▶ _Task statement_
Pull each line containing "Core" out of the listing below.

▶ _Source information_
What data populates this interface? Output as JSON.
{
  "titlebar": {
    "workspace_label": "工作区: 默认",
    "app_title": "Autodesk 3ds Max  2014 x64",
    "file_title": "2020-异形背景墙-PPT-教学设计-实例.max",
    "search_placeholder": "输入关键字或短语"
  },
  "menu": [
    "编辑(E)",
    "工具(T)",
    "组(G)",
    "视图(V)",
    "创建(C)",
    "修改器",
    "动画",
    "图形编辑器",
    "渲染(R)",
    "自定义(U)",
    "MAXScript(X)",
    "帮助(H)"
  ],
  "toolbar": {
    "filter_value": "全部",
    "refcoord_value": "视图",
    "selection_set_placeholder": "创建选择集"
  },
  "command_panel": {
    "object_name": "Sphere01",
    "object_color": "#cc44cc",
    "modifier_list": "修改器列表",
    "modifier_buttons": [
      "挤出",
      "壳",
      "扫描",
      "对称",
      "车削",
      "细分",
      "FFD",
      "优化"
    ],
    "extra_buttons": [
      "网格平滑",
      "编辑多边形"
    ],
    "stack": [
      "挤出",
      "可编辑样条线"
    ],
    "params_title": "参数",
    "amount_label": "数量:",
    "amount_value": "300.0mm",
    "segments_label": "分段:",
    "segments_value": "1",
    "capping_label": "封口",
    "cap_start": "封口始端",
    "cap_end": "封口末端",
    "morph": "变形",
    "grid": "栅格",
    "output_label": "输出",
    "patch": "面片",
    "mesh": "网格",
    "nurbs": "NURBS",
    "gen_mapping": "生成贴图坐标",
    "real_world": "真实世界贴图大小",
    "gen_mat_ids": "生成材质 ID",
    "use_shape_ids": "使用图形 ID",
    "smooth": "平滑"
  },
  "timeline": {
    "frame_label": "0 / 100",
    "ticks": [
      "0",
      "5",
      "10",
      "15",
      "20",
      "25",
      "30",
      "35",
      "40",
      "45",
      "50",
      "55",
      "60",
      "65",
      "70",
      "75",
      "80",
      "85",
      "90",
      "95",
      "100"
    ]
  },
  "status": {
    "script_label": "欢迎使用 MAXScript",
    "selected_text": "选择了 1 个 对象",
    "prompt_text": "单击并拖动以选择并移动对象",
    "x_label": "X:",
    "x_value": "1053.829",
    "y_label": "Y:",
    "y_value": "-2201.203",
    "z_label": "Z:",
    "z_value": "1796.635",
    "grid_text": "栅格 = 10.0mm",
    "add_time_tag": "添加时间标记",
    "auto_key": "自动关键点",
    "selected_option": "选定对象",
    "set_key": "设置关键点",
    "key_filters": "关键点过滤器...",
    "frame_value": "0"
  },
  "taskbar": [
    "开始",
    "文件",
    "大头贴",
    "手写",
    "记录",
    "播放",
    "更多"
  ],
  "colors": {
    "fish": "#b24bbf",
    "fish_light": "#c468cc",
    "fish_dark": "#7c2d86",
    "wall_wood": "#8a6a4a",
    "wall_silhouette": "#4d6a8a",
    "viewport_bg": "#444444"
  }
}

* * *

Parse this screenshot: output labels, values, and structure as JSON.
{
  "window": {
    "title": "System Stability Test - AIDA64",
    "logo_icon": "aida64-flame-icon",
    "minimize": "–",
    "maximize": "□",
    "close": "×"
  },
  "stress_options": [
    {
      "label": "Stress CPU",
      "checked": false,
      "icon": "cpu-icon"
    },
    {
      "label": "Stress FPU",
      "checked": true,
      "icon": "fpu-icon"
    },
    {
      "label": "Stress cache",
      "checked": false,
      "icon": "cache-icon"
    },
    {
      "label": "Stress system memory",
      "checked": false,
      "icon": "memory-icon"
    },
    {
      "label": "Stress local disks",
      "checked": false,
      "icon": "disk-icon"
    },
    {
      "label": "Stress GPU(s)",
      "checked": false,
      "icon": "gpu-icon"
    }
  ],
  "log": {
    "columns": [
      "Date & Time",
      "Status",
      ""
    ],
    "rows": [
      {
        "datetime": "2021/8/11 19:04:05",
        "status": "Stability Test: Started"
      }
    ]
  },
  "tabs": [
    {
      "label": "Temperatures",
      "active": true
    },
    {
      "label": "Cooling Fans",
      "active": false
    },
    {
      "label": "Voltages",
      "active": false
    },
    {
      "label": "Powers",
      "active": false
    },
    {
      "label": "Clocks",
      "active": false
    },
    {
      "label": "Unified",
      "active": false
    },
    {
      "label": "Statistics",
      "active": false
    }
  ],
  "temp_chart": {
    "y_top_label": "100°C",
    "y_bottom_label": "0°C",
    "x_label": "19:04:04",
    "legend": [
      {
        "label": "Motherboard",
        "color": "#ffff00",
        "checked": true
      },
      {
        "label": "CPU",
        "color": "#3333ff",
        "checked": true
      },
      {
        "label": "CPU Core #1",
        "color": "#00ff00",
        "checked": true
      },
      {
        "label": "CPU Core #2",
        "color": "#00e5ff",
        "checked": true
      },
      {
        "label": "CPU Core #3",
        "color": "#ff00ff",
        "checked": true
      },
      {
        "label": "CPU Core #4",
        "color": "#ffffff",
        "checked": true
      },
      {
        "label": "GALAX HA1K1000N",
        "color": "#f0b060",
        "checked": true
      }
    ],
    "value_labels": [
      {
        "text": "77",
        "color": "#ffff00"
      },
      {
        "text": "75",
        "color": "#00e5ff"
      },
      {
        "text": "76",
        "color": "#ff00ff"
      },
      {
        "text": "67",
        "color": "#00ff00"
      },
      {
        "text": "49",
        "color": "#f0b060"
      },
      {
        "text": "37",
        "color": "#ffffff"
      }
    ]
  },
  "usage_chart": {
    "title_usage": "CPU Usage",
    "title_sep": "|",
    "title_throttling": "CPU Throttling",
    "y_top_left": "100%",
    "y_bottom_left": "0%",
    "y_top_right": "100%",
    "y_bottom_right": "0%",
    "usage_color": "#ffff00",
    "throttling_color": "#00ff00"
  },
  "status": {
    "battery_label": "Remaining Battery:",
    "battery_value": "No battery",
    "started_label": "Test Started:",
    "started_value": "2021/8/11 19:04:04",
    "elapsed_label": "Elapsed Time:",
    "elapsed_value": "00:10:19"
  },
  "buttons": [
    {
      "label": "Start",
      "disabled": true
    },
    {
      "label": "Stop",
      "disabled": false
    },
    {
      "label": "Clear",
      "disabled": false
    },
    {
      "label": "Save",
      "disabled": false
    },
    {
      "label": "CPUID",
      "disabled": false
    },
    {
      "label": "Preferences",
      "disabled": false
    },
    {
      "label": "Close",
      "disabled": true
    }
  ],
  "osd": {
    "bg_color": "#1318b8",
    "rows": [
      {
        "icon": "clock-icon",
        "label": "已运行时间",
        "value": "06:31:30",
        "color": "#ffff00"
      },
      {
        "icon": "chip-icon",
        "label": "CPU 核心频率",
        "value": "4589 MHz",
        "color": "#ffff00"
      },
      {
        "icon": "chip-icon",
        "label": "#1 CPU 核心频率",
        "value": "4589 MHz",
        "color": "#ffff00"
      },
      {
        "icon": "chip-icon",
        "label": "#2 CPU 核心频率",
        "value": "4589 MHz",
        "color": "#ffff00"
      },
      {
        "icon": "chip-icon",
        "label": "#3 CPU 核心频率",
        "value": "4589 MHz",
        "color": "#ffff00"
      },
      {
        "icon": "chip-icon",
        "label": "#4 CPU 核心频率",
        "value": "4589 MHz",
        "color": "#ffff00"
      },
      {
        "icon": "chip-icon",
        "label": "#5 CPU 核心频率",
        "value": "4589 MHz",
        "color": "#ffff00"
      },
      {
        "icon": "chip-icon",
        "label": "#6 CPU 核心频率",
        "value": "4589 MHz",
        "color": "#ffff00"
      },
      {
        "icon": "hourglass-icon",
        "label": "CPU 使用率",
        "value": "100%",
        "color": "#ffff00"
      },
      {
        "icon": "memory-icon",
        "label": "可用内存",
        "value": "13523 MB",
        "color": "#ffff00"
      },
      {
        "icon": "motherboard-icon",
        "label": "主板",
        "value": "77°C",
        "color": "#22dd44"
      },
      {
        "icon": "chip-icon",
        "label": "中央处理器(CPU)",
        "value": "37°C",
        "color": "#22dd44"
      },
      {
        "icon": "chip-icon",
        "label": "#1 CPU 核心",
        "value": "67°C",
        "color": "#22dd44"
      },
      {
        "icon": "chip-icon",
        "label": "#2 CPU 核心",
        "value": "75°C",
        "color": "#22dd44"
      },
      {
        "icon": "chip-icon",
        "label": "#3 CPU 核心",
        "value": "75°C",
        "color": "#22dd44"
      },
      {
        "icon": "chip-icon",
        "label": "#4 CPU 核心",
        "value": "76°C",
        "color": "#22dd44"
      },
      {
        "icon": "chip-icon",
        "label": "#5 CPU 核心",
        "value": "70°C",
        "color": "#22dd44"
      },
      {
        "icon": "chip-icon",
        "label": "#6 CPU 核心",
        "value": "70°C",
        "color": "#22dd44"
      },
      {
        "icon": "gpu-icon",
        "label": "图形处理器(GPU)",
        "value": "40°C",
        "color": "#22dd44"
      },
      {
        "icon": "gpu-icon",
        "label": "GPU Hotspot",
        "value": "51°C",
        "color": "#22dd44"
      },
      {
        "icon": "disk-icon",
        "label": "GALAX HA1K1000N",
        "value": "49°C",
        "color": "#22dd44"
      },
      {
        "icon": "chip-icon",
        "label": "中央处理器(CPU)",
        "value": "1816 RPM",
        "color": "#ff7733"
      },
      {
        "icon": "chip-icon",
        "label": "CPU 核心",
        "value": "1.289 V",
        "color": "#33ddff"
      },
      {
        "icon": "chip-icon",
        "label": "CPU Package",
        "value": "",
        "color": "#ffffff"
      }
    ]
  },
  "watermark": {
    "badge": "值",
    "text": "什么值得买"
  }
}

▶ _Answer box_
        "label": "CPU Core #1",
        "label": "CPU Core #2",
        "label": "CPU Core #3",
        "label": "CPU Core #4",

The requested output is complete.